Lifestyle and home remedies

Self-help measures won't prevent keratosis pilaris or make it go away. But they may improve the appearance of the affected skin.

  • Use warm water and limit bath time. Hot water and long showers or baths remove oils from the skin. Limit bath or shower time to about 10 minutes or less. Use warm, not hot, water.
  • Be gentle to the skin. Avoid harsh, drying soaps. Gently remove dead skin (exfoliate) with a washcloth or loofah. Vigorous scrubbing or removal of hair follicle plugs may irritate the skin and aggravate the condition. After washing or bathing, gently pat or blot the skin with a towel so that some moisture remains.
  • Try medicated creams.

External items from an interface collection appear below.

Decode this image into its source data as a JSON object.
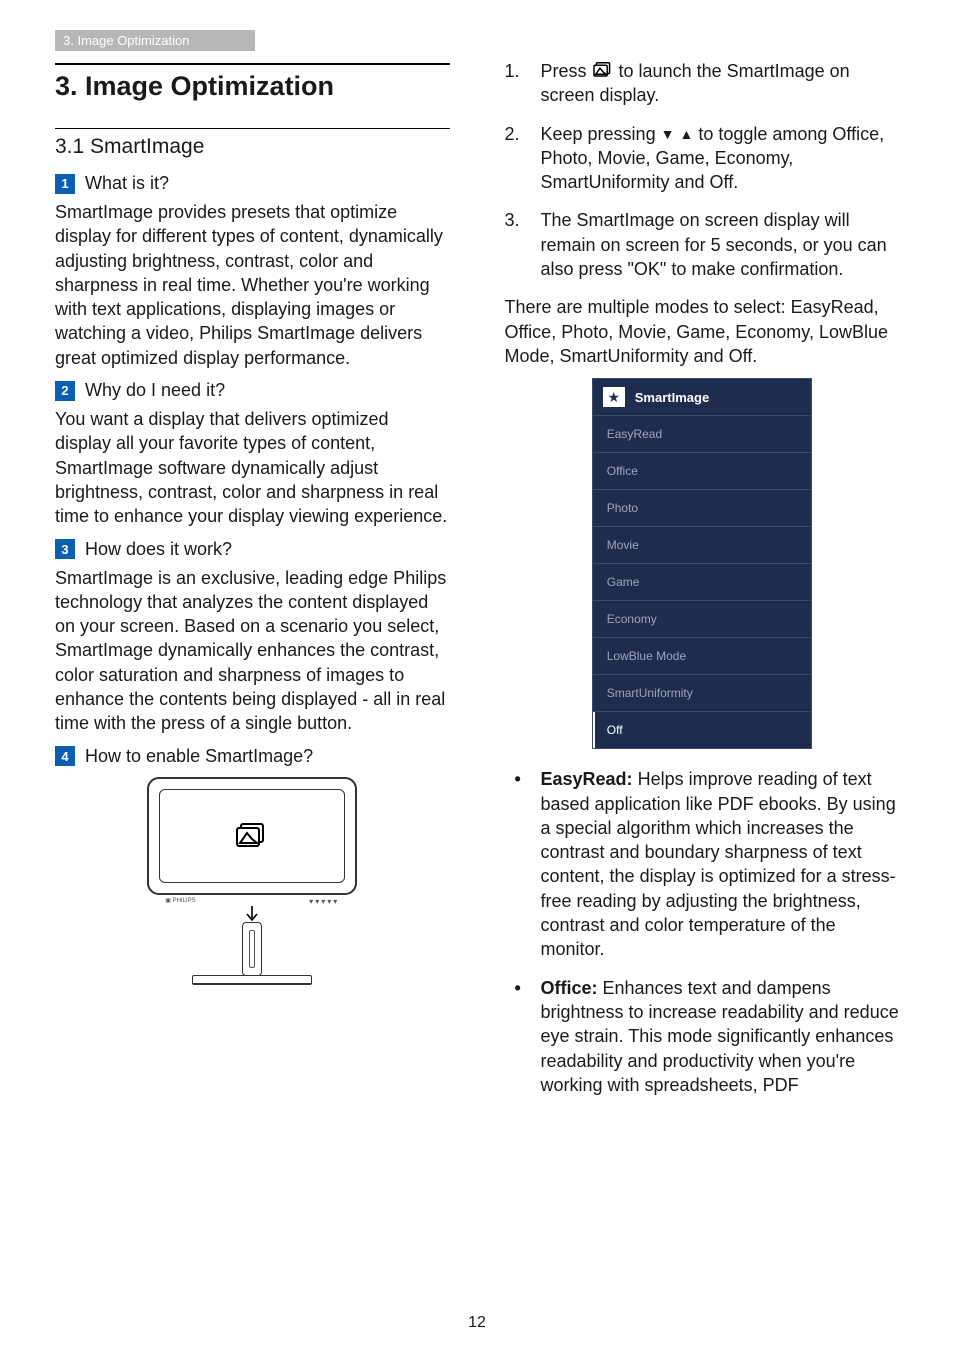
{
  "header_bar": "3. Image Optimization",
  "chapter_title": "3.  Image Optimization",
  "section_title": "3.1  SmartImage",
  "q1_label": "What is it?",
  "q1_body": "SmartImage provides presets that optimize display for different types of content, dynamically adjusting brightness, contrast, color and sharpness in real time. Whether you're working with text applications, displaying images or watching a video, Philips SmartImage delivers great optimized display performance.",
  "q2_label": "Why do I need it?",
  "q2_body": "You want a display that delivers optimized display all your favorite types of content, SmartImage software dynamically adjust brightness, contrast, color and sharpness in real time to enhance your display viewing experience.",
  "q3_label": "How does it work?",
  "q3_body": "SmartImage is an exclusive, leading edge Philips technology that analyzes the content displayed on your screen. Based on a scenario you select, SmartImage dynamically enhances the contrast, color saturation and sharpness of images to enhance the contents being displayed - all in real time with the press of a single button.",
  "q4_label": "How to enable SmartImage?",
  "step1_a": "Press ",
  "step1_b": " to launch the SmartImage on screen display.",
  "step2_a": "Keep pressing ",
  "step2_b": " to toggle among Office, Photo, Movie, Game, Economy, SmartUniformity and Off.",
  "step3": "The SmartImage on screen display will remain on screen for 5 seconds, or you can also press \"OK\" to make confirmation.",
  "modes_intro": "There are multiple modes to select: EasyRead, Office, Photo, Movie, Game, Economy, LowBlue Mode, SmartUniformity and Off.",
  "osd": {
    "title": "SmartImage",
    "items": [
      "EasyRead",
      "Office",
      "Photo",
      "Movie",
      "Game",
      "Economy",
      "LowBlue Mode",
      "SmartUniformity",
      "Off"
    ],
    "selected": "Off"
  },
  "bullet_easyread_term": "EasyRead:",
  "bullet_easyread_body": " Helps improve reading of text based application like PDF ebooks. By using a special algorithm which increases the contrast and boundary sharpness of text content, the display is optimized for a stress-free reading by adjusting the brightness, contrast and color temperature of the monitor.",
  "bullet_office_term": "Office:",
  "bullet_office_body": " Enhances text and dampens brightness to increase readability and reduce eye strain. This mode significantly enhances readability and productivity when you're working with spreadsheets, PDF",
  "page_number": "12"
}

Apply an over-the-counter cream that contains urea (Nutraplus, Eucerin), lactic acid (AmLactin, Lac-Hydrin), alpha hydroxy acid or salicylic acid. These creams help loosen and remove dead skin cells. They also moisturize and soften dry skin. Put on this product before moisturizer.
  • Moisturize. While the skin is still moist from bathing, apply a moisturizer that contains lanolin (Lansinoh, Medela), petroleum jelly (Vaseline) or glycerin (Glysolid). These ingredients soothe dry skin and help trap moisture. Thicker moisturizers work best, such as Eucerin and Cetaphil. Reapply the product to the affected skin several times a day.

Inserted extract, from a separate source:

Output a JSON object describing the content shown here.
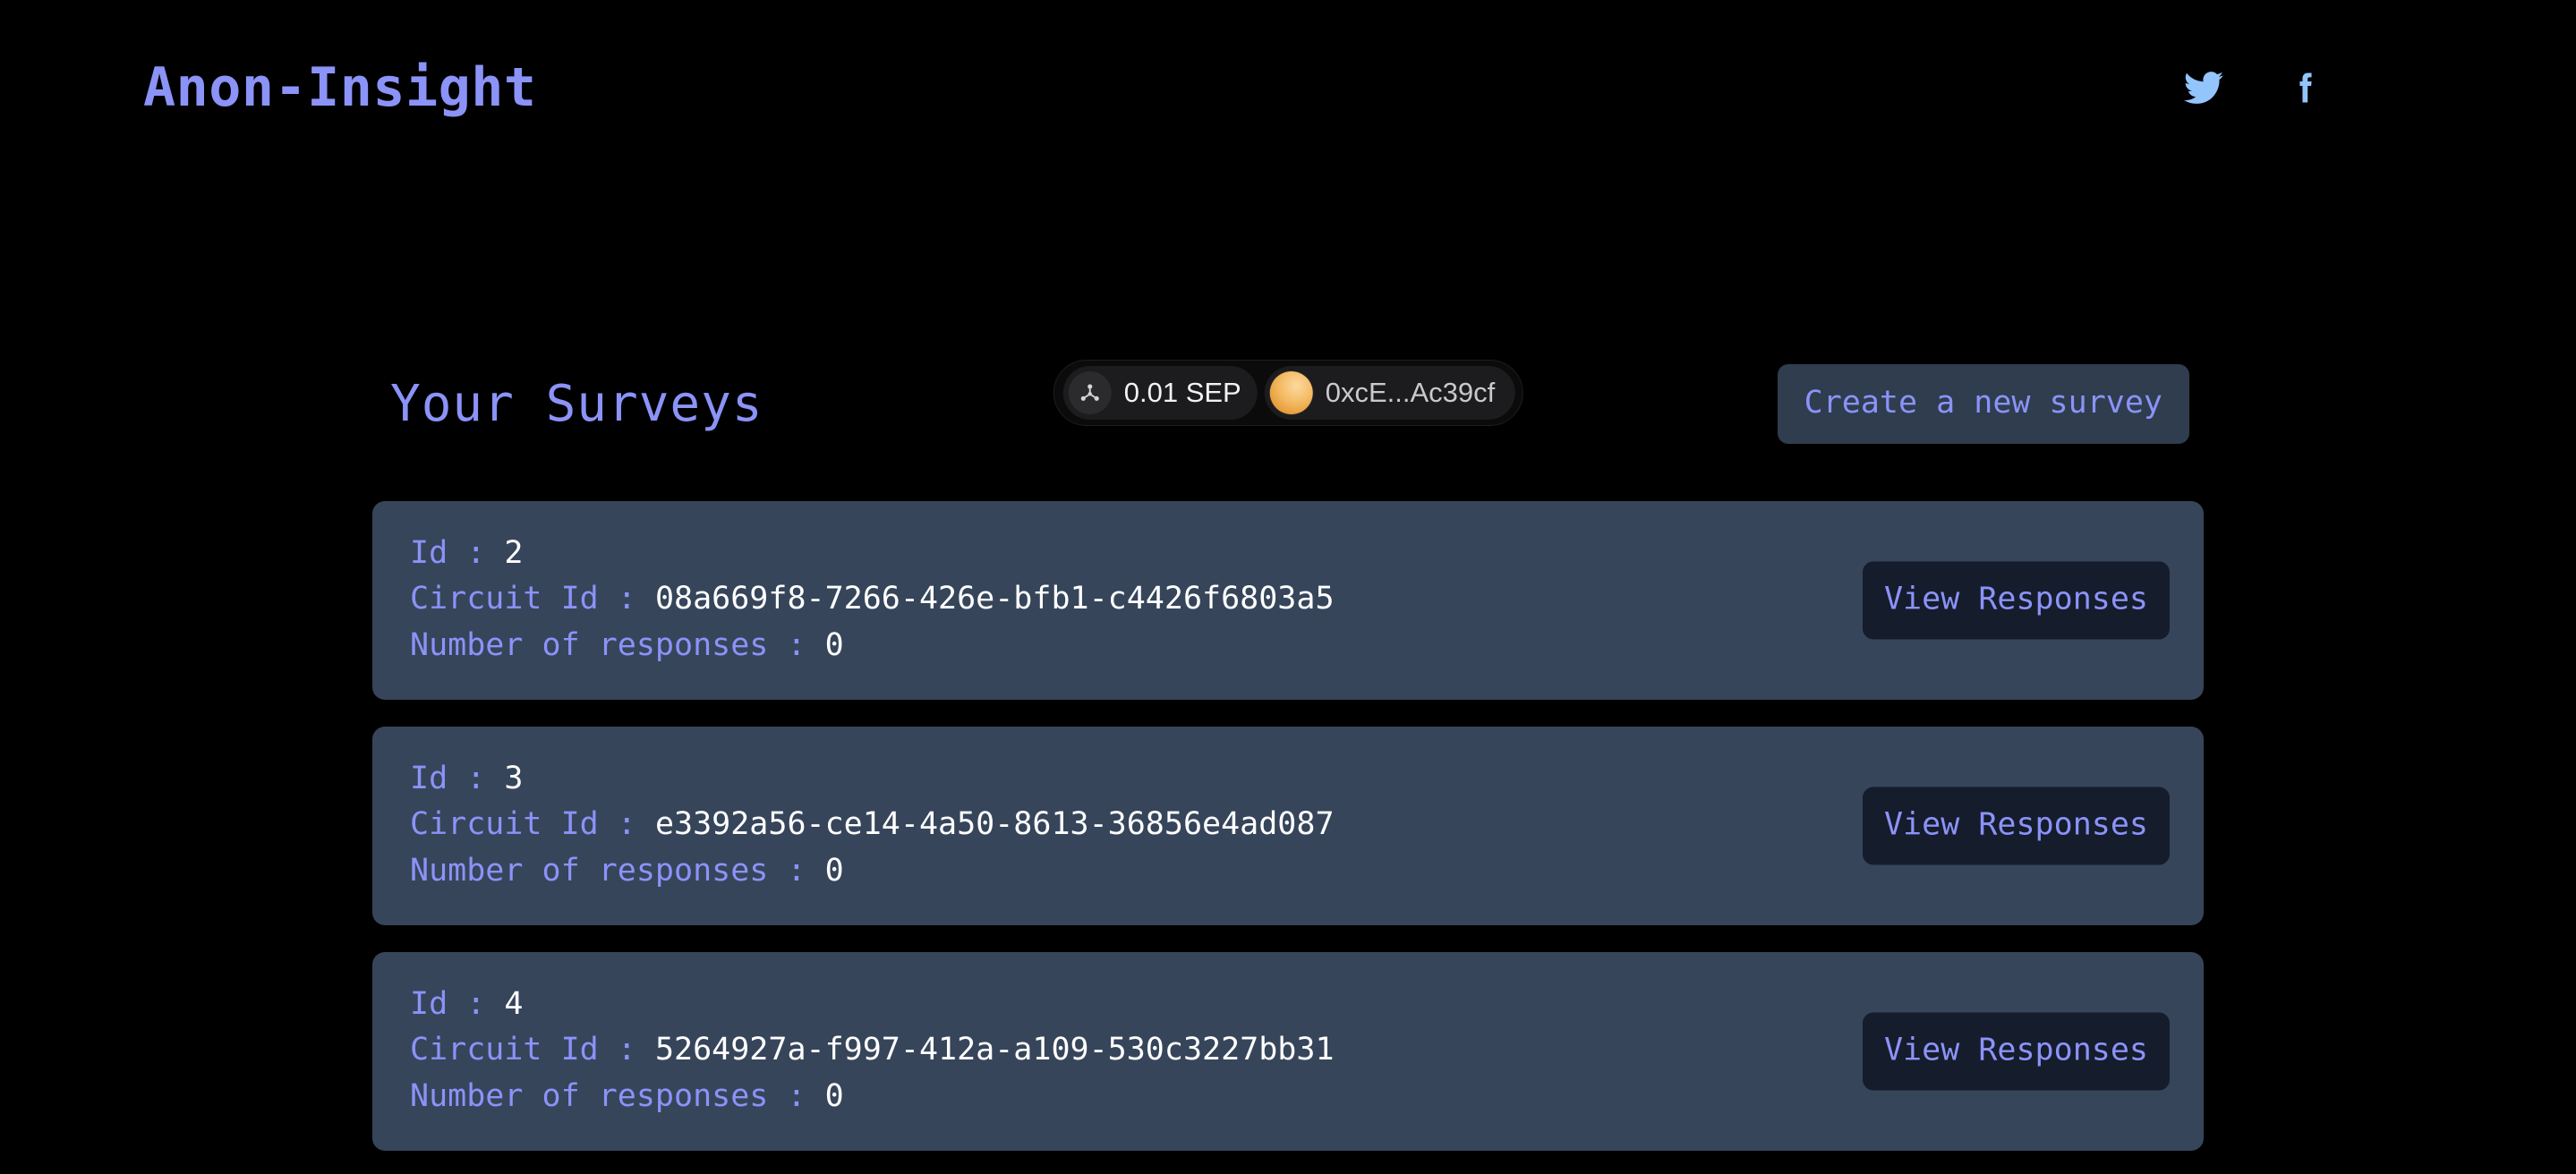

  • Use a humidifier. Low humidity dries out the skin. A portable home humidifier or one attached to your furnace will add moisture to the air inside your home.
  • Avoid friction from tight clothes. Protect affected skin from the friction caused by wearing tight clothes.